- 05 Sep 18
Irish famine gets the revenge Western treatment - with mixed results.
Martin Feeney has come home, but it’s not much of a homecoming. Having deserted the British Army while fighting in Afghanistan, Feeney (James Frecheville) arrives back in Connemara and discovers the once idyllic landscape ravaged and littered with corpses, the small cottages now gutted and torched, his family gone.
The Famine has decimated the place – but Feeney notices that some people have managed not only to survive, but to profit. Collaborators who betrayed their families and neighbours. Young men who helped the British Army evict mothers and children. Landlords who exploited the vulnerable and poor. Devastated and enraged, Feeney embarks on a quest for bloody retribution against those responsible for his family’s destruction – but he himself is the target of another man’s mission. Feeney’s former comrade Hannah (Hugo Weaving) has been charged with tracking him down and punishing him for his desertion, and so Feeney becomes both hunter and hunted on a journey that highlights the murderous greed that contributed to this genocide.
It is genuinely shocking that Black 47 is the first major film set during the Famine, rife as the era is with historical weight, political heft and horrifying tragedy. Director Lance Daly cannot, of course, be held accountable for other filmmakers’ reticence on the subject. But to these eyes, there is something odd and uncomfortable about watching this mouldbreaking film – only to find a machismo-fuelled revenge Western unfurling before you.
There are some intriguing elements. Declan Quinn’s desaturated cinematography is effectively bleak, and the elegiac use of the Irish language is moving. Vicious fights between Feeney and British officers are well choreographed – though as Feeney remains stoic and impenetrable, the bloody escalations lose emotional resonance and steam.
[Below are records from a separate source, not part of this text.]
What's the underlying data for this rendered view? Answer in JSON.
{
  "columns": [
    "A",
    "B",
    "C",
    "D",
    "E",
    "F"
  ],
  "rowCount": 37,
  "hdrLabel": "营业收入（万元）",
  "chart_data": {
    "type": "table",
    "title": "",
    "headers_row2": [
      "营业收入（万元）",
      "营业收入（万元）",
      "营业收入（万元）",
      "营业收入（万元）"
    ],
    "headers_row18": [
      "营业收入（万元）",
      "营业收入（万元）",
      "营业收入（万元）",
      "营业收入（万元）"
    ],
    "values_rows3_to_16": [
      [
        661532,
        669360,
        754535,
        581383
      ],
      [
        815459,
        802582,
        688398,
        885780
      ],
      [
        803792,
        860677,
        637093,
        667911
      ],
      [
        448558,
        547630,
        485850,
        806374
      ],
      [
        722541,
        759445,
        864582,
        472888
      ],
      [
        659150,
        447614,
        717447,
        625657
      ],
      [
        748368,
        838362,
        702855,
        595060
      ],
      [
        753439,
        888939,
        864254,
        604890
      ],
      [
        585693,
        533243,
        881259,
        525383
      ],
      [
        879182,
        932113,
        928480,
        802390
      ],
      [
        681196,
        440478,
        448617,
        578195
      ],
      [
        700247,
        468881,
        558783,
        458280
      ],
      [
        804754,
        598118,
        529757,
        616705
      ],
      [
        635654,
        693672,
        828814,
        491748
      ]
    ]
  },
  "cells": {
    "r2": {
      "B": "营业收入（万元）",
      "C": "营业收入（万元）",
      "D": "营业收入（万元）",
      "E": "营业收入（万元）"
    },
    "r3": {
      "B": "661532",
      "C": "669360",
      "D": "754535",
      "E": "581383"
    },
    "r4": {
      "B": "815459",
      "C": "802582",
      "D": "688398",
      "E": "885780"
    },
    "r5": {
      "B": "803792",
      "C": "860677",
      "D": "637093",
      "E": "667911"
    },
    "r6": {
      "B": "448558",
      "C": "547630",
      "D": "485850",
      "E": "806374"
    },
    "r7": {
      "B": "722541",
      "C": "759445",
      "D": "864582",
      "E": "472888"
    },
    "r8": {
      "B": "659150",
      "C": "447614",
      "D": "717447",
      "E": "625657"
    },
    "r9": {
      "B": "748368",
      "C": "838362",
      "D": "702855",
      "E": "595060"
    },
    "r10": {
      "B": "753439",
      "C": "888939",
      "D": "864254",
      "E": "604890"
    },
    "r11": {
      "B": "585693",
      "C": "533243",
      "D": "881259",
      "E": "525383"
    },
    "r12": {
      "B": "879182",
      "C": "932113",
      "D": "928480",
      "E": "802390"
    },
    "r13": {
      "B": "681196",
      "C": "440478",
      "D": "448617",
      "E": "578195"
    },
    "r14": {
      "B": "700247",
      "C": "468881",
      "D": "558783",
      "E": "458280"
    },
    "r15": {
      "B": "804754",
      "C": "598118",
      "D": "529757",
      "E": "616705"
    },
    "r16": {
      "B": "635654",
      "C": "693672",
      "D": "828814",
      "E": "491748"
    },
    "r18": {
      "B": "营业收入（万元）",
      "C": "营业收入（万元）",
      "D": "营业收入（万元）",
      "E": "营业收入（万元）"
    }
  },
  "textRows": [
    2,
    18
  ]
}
Daly made a bold choice by approaching Black 47 as a genre film. It just mightn’t be the choice to do full justice to the theme.